##### DATA SHOWN #####

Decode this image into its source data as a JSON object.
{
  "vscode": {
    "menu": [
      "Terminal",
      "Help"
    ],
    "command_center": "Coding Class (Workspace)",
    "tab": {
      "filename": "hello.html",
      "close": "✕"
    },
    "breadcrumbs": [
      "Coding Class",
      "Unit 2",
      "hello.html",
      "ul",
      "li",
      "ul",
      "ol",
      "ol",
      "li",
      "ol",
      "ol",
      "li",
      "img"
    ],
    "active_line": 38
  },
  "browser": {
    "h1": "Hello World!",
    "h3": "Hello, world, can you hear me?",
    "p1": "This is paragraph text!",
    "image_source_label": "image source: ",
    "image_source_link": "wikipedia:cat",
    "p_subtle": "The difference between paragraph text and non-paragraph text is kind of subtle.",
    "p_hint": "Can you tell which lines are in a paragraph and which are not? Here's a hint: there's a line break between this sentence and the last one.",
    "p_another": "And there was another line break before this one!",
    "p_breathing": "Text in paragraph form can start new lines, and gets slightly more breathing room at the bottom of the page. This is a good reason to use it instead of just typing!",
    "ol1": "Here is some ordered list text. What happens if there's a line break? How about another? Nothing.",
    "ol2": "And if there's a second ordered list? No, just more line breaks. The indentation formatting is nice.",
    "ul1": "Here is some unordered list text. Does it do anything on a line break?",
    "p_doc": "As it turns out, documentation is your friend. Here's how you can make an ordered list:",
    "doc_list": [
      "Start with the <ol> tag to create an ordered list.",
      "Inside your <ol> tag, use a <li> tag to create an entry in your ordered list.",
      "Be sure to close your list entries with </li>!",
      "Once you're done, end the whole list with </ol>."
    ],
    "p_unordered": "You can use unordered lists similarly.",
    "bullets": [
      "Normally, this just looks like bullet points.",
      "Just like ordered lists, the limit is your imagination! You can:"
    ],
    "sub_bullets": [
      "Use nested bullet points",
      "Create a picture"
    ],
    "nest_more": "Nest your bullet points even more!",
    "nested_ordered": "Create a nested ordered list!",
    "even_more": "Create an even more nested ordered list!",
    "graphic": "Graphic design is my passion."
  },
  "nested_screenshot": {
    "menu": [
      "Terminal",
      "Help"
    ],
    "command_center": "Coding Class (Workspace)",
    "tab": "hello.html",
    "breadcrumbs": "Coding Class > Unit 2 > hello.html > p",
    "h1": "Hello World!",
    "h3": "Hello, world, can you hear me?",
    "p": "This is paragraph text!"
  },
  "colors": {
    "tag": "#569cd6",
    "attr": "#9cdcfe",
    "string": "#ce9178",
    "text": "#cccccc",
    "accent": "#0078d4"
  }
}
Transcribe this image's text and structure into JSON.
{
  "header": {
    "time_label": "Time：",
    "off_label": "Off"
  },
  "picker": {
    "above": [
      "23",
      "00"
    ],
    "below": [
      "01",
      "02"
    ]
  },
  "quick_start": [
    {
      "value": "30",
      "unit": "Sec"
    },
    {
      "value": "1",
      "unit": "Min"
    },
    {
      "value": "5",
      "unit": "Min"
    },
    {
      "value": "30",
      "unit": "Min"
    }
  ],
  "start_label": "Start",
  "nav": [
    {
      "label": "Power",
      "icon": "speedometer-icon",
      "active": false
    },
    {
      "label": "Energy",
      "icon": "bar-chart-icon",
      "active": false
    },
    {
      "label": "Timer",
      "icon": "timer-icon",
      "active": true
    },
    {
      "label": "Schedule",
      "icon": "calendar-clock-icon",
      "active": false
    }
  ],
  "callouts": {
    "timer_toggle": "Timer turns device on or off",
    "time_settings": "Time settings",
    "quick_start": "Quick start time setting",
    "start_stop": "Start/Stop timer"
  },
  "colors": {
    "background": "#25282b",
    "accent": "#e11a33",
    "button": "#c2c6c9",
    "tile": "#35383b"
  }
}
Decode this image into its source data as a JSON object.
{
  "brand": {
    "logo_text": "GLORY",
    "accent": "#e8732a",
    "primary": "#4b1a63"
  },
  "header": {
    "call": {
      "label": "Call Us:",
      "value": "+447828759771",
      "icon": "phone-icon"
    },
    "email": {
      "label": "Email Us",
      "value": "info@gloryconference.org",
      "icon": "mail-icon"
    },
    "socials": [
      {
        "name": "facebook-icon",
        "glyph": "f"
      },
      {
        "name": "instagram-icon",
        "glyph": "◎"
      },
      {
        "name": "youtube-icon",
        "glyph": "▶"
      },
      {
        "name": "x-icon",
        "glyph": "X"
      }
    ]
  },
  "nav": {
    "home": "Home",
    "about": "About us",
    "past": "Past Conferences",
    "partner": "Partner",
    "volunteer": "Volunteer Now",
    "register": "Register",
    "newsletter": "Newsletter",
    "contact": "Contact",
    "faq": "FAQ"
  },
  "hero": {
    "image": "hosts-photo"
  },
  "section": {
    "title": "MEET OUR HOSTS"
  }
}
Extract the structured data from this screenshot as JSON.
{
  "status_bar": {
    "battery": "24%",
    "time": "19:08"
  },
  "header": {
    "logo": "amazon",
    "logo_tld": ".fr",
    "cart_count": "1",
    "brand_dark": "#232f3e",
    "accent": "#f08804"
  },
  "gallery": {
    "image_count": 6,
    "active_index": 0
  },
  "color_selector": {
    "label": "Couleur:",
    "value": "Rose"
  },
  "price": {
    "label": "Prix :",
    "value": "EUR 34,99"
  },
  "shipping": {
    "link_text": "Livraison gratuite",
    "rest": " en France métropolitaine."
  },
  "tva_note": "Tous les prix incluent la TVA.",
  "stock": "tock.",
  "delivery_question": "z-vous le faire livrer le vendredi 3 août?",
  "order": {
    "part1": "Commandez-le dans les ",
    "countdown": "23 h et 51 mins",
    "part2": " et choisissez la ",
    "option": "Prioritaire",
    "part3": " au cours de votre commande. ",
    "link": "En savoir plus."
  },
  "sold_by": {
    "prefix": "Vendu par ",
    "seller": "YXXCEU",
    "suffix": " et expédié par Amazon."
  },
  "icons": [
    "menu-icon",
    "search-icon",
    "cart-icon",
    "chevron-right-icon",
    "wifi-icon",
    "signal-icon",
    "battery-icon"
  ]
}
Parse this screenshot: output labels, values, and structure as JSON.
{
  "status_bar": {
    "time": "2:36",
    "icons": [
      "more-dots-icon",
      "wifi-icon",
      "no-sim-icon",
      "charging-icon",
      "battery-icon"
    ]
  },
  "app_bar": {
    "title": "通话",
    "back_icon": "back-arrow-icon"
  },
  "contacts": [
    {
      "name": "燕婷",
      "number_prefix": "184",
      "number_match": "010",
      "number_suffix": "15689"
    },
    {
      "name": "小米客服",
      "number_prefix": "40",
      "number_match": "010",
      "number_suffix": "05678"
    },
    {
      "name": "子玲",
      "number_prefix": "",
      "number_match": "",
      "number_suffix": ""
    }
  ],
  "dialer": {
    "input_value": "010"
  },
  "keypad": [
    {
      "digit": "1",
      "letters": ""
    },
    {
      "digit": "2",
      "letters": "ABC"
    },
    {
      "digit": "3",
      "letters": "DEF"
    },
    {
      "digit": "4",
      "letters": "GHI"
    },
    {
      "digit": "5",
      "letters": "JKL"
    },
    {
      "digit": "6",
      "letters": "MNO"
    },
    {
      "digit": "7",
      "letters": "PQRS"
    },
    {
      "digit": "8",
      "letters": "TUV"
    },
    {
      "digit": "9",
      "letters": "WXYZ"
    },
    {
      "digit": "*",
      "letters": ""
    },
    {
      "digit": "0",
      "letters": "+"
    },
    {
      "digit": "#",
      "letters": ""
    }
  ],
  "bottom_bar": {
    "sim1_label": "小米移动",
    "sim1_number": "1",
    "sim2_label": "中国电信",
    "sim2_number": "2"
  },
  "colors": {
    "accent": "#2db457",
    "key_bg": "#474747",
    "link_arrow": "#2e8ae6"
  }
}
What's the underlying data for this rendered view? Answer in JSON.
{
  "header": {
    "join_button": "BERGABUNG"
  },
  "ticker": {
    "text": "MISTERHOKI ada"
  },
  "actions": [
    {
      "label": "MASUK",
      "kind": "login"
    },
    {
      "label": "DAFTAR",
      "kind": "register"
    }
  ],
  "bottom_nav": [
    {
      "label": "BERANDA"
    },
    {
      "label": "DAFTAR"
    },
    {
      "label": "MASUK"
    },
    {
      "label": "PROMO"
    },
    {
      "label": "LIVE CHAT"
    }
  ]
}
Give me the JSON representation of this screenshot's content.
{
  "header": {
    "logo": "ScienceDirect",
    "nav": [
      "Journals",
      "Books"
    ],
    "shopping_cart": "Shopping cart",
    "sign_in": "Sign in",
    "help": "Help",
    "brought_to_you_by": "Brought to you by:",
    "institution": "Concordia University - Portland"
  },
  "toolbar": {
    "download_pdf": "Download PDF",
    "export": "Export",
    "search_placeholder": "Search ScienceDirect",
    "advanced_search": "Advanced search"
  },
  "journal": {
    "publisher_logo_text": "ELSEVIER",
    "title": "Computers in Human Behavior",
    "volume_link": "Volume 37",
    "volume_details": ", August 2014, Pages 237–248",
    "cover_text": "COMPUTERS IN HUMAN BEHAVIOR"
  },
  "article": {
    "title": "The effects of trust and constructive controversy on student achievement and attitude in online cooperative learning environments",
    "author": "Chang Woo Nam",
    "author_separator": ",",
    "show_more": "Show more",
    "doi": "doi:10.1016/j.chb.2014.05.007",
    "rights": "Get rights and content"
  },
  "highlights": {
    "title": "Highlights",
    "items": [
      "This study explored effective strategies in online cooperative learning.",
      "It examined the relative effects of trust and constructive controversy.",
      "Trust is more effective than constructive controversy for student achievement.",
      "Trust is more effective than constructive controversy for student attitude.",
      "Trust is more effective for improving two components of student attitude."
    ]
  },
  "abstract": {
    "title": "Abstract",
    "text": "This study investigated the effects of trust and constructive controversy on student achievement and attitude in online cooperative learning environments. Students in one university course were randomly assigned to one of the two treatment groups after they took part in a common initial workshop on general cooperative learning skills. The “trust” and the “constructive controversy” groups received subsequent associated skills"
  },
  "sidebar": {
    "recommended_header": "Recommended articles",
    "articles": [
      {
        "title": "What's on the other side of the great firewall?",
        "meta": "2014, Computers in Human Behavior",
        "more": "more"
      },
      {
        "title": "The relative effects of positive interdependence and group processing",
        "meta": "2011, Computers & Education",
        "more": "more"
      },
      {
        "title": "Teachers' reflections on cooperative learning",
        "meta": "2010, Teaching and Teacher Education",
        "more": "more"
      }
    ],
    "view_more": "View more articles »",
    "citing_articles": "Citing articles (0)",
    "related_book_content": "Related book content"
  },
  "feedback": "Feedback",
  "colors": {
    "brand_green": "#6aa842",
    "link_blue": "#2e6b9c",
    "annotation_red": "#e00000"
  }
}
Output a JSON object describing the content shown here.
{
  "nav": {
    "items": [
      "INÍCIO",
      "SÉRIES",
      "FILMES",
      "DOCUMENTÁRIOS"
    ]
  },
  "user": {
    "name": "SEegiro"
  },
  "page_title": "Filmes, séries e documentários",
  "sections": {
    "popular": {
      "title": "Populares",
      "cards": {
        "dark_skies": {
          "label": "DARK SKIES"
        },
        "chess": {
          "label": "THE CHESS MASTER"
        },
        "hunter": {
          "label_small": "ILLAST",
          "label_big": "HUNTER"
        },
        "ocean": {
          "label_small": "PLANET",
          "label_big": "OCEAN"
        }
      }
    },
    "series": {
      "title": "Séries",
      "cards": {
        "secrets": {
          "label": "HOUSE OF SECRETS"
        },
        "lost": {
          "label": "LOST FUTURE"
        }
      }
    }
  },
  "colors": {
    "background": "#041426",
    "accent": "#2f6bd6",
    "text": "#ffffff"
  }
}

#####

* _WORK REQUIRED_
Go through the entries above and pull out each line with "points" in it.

* _EXERCISE ANSWER_
      "Normally, this just looks like bullet points.",
      "Use nested bullet points",
    "nest_more": "Nest your bullet points even more!",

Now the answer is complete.